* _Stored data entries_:
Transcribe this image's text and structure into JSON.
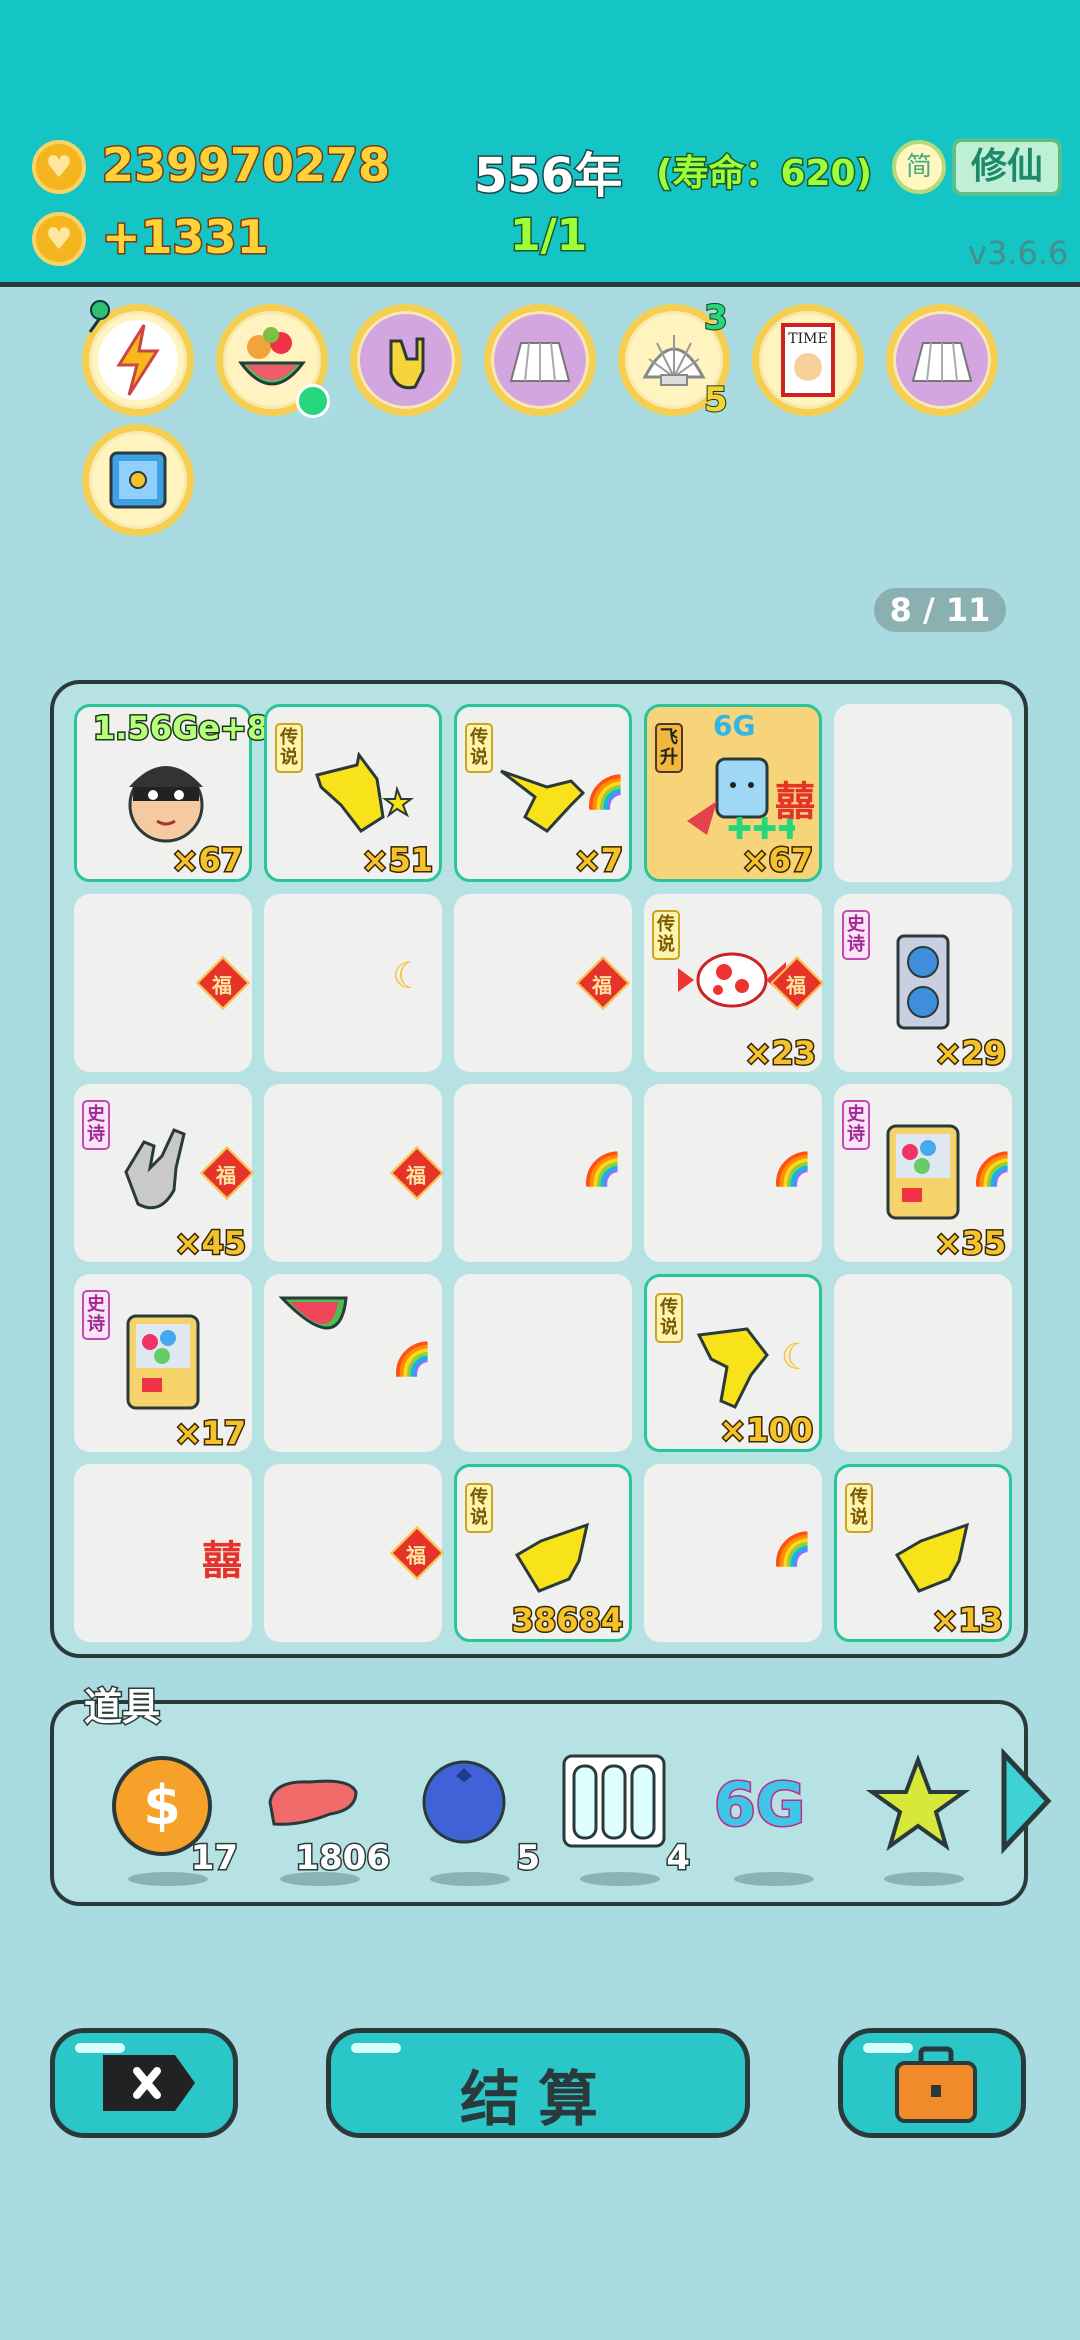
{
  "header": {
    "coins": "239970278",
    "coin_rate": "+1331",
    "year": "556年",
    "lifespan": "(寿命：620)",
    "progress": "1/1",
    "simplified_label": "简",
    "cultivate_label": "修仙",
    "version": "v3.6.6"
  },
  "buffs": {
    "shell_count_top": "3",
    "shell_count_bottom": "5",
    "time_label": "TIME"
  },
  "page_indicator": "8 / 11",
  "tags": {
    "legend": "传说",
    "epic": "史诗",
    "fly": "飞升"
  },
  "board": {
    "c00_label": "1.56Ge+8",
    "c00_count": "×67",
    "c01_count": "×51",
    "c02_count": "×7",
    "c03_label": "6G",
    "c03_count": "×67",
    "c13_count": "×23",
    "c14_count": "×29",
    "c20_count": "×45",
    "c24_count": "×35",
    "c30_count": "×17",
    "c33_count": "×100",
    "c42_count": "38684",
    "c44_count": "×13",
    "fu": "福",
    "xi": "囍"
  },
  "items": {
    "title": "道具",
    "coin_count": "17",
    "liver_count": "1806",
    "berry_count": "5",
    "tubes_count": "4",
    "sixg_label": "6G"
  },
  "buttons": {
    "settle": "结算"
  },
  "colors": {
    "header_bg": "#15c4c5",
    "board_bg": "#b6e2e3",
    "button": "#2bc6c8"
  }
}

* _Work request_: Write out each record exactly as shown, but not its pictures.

* _Exercise solution_:
Transcribe this image's text and structure into JSON.
{
  "header": {
    "coins": "239970278",
    "coin_rate": "+1331",
    "year": "556年",
    "lifespan": "(寿命：620)",
    "progress": "1/1",
    "simplified_label": "简",
    "cultivate_label": "修仙",
    "version": "v3.6.6"
  },
  "buffs": {
    "shell_count_top": "3",
    "shell_count_bottom": "5",
    "time_label": "TIME"
  },
  "page_indicator": "8 / 11",
  "tags": {
    "legend": "传说",
    "epic": "史诗",
    "fly": "飞升"
  },
  "board": {
    "c00_label": "1.56Ge+8",
    "c00_count": "×67",
    "c01_count": "×51",
    "c02_count": "×7",
    "c03_label": "6G",
    "c03_count": "×67",
    "c13_count": "×23",
    "c14_count": "×29",
    "c20_count": "×45",
    "c24_count": "×35",
    "c30_count": "×17",
    "c33_count": "×100",
    "c42_count": "38684",
    "c44_count": "×13",
    "fu": "福",
    "xi": "囍"
  },
  "items": {
    "title": "道具",
    "coin_count": "17",
    "liver_count": "1806",
    "berry_count": "5",
    "tubes_count": "4",
    "sixg_label": "6G"
  },
  "buttons": {
    "settle": "结算"
  },
  "colors": {
    "header_bg": "#15c4c5",
    "board_bg": "#b6e2e3",
    "button": "#2bc6c8"
  }
}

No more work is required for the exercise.